Explore Long Melford
A village rich in history that always enthralls with every visit
Long Melford is famous for its long high street, Hall Street, which stretches from the green below the church for three miles southwards next to the river Stour.
The village’s medieval and Tudor past is clearly evident and it’s this that attracts visitors from far and wide. It is lined with a remarkable collection of buildings dating from the 15th century onwards. Black and white Tudor beams at the Bull Hotel rub shoulders with Georgian facades and Victorian terraces. Houses, shops and other businesses comfortably snuggle up to each other, making a delightful place to wander.
There are some terrific independent shops that include a bookshop, a butcher, fashion shops, art galleries, beauticians, gift and homeware shops, as well as food shops, a vets, estate agents, an undertaker, and antiques.
Eating, drinking and staying Tiffin’s Tea Emporium www.tiffins-teaemporium.co.uk Gigis Trattoria www.gigistrattoria.co.uk Long Melford Swan www.longmelfordswan. co.uk The Olive Tree Tea Room & Garden Scutchers www.scutchers.com The Black Lion www.theblacklionhotel.com The Crown Inn www.thecrownhotelmelford. co.uk The Bull Hotel www.bullhotel-longmelford.co.uk
HALLS AND CLOTH
Long Melford is one of Suffolk’s Wool Towns, centres of wool and cloth production from as early as the late 12th century. Until the 14th century, dyers, weavers, fullers and finishers were able to work for themselves and built up substantial businesses. In 1522 there were seven men in Long Melford worth £50 or more (about £250,000 in today’s money) in movable goods alone. Three of them were cloth merchants. At that time almost half the trades recorded in Long Melford were in some aspect of the cloth trade.
You can see evidence of the increasing wealth of workers and merchants in the lovely timber buildings that survive from that period. The big houses down both sides Hall Street had massive oak timbers in the frame, and almost all of them were built on the same general plan, known today as a Hall House. Rectangular and divided into three, they consisted of a middle hall, with a ridged roof, originally one storey high. This was where the household ate together, and where most of the servants slept. The cross passage ran through the house from front to back, and was usually separated from the hall by a screen up to two metres high.
At each end were cross wings. The one next to the cross passage was the ‘service’ wing, usually two rooms on the ground floor for storing and preparing food. The other, at the ‘high’ end of the house was the ‘parlour’ used by the master of the house and his family.

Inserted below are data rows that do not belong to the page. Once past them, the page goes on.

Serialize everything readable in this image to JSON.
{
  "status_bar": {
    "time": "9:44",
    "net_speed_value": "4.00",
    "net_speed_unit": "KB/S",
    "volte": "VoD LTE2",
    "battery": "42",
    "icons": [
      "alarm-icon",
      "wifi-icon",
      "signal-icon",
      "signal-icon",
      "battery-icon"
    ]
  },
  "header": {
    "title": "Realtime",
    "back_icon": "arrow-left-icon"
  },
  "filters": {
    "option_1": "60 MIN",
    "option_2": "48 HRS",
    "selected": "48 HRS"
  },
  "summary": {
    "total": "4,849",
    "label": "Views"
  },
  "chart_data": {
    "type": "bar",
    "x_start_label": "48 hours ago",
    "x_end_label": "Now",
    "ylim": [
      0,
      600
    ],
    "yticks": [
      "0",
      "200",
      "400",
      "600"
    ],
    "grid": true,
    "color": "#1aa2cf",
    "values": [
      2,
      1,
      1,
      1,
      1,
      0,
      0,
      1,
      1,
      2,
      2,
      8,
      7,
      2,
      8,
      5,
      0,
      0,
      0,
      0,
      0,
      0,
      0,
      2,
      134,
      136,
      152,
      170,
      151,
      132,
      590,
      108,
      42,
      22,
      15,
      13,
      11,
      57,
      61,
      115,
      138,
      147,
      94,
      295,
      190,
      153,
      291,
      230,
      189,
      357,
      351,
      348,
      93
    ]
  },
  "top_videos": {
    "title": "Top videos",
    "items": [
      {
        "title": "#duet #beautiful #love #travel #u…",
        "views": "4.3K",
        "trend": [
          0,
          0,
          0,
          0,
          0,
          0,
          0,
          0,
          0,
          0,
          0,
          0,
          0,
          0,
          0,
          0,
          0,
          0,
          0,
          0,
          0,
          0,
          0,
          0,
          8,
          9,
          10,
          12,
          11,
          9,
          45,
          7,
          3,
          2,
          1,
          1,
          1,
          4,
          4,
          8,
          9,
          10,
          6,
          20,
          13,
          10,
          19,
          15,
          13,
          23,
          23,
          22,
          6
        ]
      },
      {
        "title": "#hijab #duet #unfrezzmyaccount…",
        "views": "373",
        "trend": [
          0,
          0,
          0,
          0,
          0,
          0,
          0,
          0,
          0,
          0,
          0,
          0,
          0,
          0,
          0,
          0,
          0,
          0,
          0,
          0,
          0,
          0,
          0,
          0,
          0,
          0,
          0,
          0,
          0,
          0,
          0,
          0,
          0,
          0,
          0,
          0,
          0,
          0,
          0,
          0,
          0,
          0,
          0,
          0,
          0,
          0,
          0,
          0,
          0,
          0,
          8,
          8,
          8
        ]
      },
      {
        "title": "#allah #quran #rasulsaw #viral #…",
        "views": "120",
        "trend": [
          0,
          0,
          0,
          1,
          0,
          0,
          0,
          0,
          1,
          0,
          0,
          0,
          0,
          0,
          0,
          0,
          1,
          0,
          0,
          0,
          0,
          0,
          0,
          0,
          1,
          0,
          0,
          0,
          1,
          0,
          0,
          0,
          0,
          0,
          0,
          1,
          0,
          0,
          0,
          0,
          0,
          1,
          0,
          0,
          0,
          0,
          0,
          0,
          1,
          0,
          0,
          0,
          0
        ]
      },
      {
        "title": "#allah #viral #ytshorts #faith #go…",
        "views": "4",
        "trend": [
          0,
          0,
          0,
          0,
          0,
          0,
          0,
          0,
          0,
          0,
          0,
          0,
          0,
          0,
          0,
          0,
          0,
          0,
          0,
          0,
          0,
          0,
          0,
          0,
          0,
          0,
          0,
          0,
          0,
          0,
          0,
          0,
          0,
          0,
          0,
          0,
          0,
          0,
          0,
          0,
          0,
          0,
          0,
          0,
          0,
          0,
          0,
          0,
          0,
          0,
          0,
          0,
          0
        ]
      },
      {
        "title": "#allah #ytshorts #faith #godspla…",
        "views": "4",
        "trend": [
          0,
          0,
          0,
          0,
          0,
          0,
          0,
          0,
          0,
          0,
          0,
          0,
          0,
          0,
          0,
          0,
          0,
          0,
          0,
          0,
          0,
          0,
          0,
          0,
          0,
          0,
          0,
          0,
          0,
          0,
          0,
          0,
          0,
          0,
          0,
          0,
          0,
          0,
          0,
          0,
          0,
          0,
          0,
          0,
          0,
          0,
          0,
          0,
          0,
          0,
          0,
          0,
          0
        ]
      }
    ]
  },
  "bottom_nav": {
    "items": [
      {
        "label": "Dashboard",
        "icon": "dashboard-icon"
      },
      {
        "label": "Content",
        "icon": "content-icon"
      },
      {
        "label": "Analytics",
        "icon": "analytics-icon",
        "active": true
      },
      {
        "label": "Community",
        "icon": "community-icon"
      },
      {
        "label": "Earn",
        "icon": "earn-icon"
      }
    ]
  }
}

They slept on the ground floor, often the whole family in the same room. Both wings normally had upstairs chambers, used more for storage than for sleeping. About 1600 it became fashionable to have a first floor put in right across the hall, which often meant the roof had to be raised, and new windows put in to light the new upstairs room. Many of the houses in Hall Street show signs of this. There are at least 12 hall houses in the centre of Long Melford. They show clearly that by the end of the Middle Ages Long Melford was an industrial and commercial village, rather than just an agricultural one.
Melford Hall Long Melford
Tudor times at Kentwell Hall
Thousands flock to the annual Long Melford Street Fair on Sunday.
In 1578 Queen Elizabeth visited Melford and stayed at Melford Hall as the guest of Sir William Cordell who had been granted the Manor of Melford. She brought around 2,000 retainers who all had to be fed and housed in the village. Sir William...
Tudor times at Kentwell Hall